MATERIALS: the glasshouse is built against a red brick garden wall (separately owned) c.2.35m in height, mostly laid in Sussex bond and capped by projecting brick coping. The interior surface has been lime-washed. The roof structure is timber framed, the glazing held in place with copper clips fastened to horizontal metal straps. Part of the roof has been replaced in polycarbonate sheeting. The base of the front wall is of rendered brick and supports timber-framed, glazed, panels. Spur walls and porches are principally of brick, the latter have tiled roofs.
EXTERIOR: the glasshouse is 38m long (including the not-listed section), 1.8m wide and some 2.3m in height. In section the building has the profile of a mansard. The roof structure is timber framed, the glazing held in place with copper clips fastened to horizontal metal straps in a manner typical of the later C19. Part of the roof has been replaced in polycarbonate sheeting. The base of the front wall is of rendered brick and appears to be of solid masonry rather than being arched. The lower courses are however hidden beneath accumulated earth. It supports hinged timber-framed, ventilation panels each with two overlapping panes of glass, which are also held in place by copper clips. Plastic guttering replaces the original iron gutters, which formerly fed into a reservoir by the central entrance.
The porches are brick-built, each with a south-facing entrance flanked by small-paned south windows; both have shallow pitched tiled roofs. The eastern porch was altered by the current owners to form a secure pigeon loft. It has a part-glazed outer door, with a vertically-boarded lower panel, flanked by a four-paned window. The inner glazed partition and part-glazed door which separate the porch from the glasshouse have chamfered frames and panels, and re-uses components from elsewhere. A doorway in the eastern garden wall opens from the porch and has a plank door with moulded muntins. The central porch, which is excluded from the listing, has been considerably repaired in the post-war period; the spur walls have concrete lintels and the entrance cill has been rebuilt, the window and the floor have been replaced; the door is missing.
INTERIOR: the roof is ventilated by unusual hinged lights linked to a horizontal bar and manipulated by means of long, curved, slotted iron stays which are attached to pegs in the rear wall. Horizontal wires for supporting the fruit trees are attached to the rear wall. The floor surface of most of the central path is largely covered but where it is visible, adjacent the central porch, it is of loose concrete. There is a shallow bed at ground level at the base of the rear wall, with an edging of scalloped tiles, some of which have been inserted by the current owners. Accumulated earth and debris obscures any evidence of a bed against the front wall, particularly where benches have been added to the central and western sections. Iron heating pipes run the length of the central section behind the front wall. A narrow bore watering system was added by the current owners.

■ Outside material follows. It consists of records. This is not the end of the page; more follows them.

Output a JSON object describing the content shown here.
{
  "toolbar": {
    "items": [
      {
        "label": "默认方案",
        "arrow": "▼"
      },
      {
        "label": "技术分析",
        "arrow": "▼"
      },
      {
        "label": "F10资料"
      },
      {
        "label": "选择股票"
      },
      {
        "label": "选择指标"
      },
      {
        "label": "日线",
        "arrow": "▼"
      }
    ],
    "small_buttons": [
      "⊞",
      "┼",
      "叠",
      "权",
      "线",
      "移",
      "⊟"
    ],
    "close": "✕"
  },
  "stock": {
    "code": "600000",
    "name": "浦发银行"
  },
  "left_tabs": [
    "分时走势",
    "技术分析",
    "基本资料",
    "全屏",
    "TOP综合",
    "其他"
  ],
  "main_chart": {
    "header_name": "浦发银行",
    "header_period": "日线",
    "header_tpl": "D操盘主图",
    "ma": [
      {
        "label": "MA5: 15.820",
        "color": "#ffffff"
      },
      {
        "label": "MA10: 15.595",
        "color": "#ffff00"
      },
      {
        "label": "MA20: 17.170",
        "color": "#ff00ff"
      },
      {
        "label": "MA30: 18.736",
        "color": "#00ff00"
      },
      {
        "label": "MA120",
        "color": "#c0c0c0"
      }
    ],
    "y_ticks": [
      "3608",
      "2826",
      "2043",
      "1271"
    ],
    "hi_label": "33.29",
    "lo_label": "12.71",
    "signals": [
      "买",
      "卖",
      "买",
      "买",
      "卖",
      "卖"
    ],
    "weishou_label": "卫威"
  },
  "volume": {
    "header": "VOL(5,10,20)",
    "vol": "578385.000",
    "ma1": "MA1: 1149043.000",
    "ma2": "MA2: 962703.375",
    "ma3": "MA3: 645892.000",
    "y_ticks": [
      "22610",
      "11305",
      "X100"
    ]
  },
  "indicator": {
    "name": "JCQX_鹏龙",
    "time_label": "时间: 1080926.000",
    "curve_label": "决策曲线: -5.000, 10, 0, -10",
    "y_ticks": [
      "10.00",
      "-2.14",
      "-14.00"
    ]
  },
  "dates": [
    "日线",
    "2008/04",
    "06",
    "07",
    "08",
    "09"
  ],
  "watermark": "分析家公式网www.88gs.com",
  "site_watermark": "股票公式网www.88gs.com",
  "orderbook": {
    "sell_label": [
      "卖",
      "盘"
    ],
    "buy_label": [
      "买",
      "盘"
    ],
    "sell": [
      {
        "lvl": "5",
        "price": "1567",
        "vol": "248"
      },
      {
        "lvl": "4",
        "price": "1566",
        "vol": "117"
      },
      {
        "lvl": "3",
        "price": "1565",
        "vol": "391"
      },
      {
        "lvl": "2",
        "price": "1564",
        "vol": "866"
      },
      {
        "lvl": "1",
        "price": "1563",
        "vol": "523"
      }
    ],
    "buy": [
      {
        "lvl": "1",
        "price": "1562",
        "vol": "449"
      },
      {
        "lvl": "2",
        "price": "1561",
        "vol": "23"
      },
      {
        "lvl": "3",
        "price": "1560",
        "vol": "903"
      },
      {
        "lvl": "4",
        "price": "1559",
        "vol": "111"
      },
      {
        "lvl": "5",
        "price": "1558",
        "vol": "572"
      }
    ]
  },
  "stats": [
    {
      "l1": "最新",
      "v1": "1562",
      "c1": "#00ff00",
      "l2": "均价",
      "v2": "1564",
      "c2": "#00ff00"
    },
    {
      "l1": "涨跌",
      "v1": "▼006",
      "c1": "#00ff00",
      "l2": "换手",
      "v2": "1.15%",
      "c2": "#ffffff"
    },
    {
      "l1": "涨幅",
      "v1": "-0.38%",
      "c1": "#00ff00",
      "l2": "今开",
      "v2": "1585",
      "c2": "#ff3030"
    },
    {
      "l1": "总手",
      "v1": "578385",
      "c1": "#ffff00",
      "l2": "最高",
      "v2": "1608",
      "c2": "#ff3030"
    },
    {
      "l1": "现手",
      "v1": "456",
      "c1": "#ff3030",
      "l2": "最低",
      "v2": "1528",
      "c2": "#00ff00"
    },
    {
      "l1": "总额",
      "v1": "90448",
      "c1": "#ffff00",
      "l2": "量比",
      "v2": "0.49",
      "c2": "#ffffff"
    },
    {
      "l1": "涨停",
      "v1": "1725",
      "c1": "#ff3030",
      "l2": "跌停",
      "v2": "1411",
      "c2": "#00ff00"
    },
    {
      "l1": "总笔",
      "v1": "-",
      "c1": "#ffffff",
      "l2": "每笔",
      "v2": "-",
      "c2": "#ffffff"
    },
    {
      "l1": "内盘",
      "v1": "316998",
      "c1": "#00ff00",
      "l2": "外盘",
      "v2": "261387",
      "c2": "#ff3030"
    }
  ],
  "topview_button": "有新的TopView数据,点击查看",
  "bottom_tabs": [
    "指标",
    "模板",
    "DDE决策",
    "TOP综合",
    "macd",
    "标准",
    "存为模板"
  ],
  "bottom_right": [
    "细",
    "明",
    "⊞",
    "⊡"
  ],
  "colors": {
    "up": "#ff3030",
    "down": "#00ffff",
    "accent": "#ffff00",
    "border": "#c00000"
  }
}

In December 2010 five fruit labels were noted, attached the rear wall: 1904 Barrington; 1904 Palmerston (Lord or Lady Palmerston); 1904 Sea Eagle; 1904 Hale’s Early; 1904 White New. By April 2011 only three of these were visible, to the east and west of the central entrance; the reminder may be hidden beneath foliage.
Source: English Heritage
Listed building text is © Crown Copyright. Reproduced under licence.